My parents don’t remember exactly when they told me. But I do.
I was 8 or 9 years old. My teacher gave me a pamphlet about a school trip to Washington, D.C.
At dinner that night in my family’s Mid-City apartment, I told my parents I really wanted to go and experience my nation’s capital. At first, my mother danced around the request, focusing on how much it would cost. But eventually, she grew more serious.
“No tienes un ID para viajar, mijo.”
“You don’t have an ID to travel, son.”
I knew something was off, but I wasn’t exactly sure what.
I considered myself American, just like any other kid in my class. I learned U.S. history, bopped along to Snoop Dogg — and, of course, adored a Happy Meal. My parents had often told me I was born in Veracruz, Mexico. But until that night, I’d never given much thought to what that meant.
Knowing that I was in this country without permission from the government changed the way I lived my life — but I have tried not to let it limit me. At times, it has made me cautious and reserved; at other times, brave and ambitious. It’s a basic fact, a part of who I am.
The last few years have been marked by highs and lows — when President Obama gave me and other “Dreamers” work permits, when President Trump vowed to take them away and crack down on illegal immigration. What in recent years seemed like a distant threat — losing my job, being sent back to a country I left when I was a toddler — suddenly feels all too real again.
My dad left Mexico first, heading north in hopes of providing a better life for my family. Months later, when I was 2, my mom and I followed. We were reunited around Christmas in 1992.
That night almost 20 years ago when I brought up the class trip, my parents were forced to have the talk with me — the “no tienes papeles” talk.

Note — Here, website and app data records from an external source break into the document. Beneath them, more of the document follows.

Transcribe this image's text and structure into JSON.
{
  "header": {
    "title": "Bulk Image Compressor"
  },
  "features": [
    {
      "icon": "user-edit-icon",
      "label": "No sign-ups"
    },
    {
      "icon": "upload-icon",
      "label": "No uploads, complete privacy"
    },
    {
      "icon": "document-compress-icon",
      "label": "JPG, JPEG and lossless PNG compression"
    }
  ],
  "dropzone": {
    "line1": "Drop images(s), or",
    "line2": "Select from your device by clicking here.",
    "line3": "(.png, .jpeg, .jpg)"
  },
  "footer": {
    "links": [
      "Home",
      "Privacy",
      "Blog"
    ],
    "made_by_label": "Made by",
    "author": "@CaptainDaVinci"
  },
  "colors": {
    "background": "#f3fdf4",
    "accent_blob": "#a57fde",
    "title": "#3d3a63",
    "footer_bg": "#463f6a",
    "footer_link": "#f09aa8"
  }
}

They told me to stay away from trouble, always obey authorities, be extra careful around police and officials. I wouldn’t be able to get a driver’s license, might not get a job after high school, couldn’t go visit Mexico, couldn’t take that school trip.
“Échale ganas en la escuela y Dios proveerá,” my mother said.
“Work hard in school and God will provide.”
That was my takeaway from the conversation. And I ran with it.
In 2012, I graduated from Cal State Northridge.
Using my Mexican passport, I got on a plane and headed at long last to Washington.
I was there for a journalism fellowship program, reporting on national politics that affected Latinos.
One morning that June, I woke up to a flurry of news and messages about a possible announcement that could change things for immigrants like me.
I had still been in college in 2010, when the Dream Act almost passed the Senate but didn’t. I had often felt like people were playing politics with my future.
But not on that day, a day I’ll never forget.
That day in the Rose Garden, President Obama spoke about people like me.
“They are Americans in their heart, in their minds, in every single way but one: on paper,” he said.
The Department of Homeland Security, he said, would immediately take steps to “lift the shadow of deportation from these young people.” We would be able to get work permits and driver’s licenses.
I would finally have a shot at a better future here.
The Deferred Action for Childhood Arrivals program, or DACA, meant I could continue to pursue journalism, to keep telling stories about those like me: immigrant, Latino and LGBTQ.
Since obtaining my work permit I’ve worked at NPR, Marketplace, local radio stations and now my hometown paper, the Los Angeles Times. This brown kid from Mexico always dreamed of working at The Times, the paper I picked up to brush up on the news and complete my middle school current-events assignments.
Now, I am the one helping prepare that news: the San Bernardino terrorist attack, the latest Trump coverage, this week’s mass shooting in Las Vegas.
It left me as scared, confused and anxious as I had been all those years ago, when my parents broke the news at the dinner table.
Friends and colleagues texted me love letters and pledged their support that day. Some still continue to do so. Many ask one thing: What are you going to do? I tell them honestly, I don’t know.
Thursday is the last day the Department of Homeland Security will accept applications for two-year DACA renewals, unless the president changes his mind or Congress acts to extend the program. I am one of 800,000 people — nurses, students, journalists — who benefit from the program.
My paperwork’s been filed. For now, I wait and watch — and follow the old advice that has served me well:
Please consider subscribing today to support stories like this one. Already a subscriber? Your support makes our work possible. Thank you. Get full access to our signature journalism for just 99 cents for the first four weeks.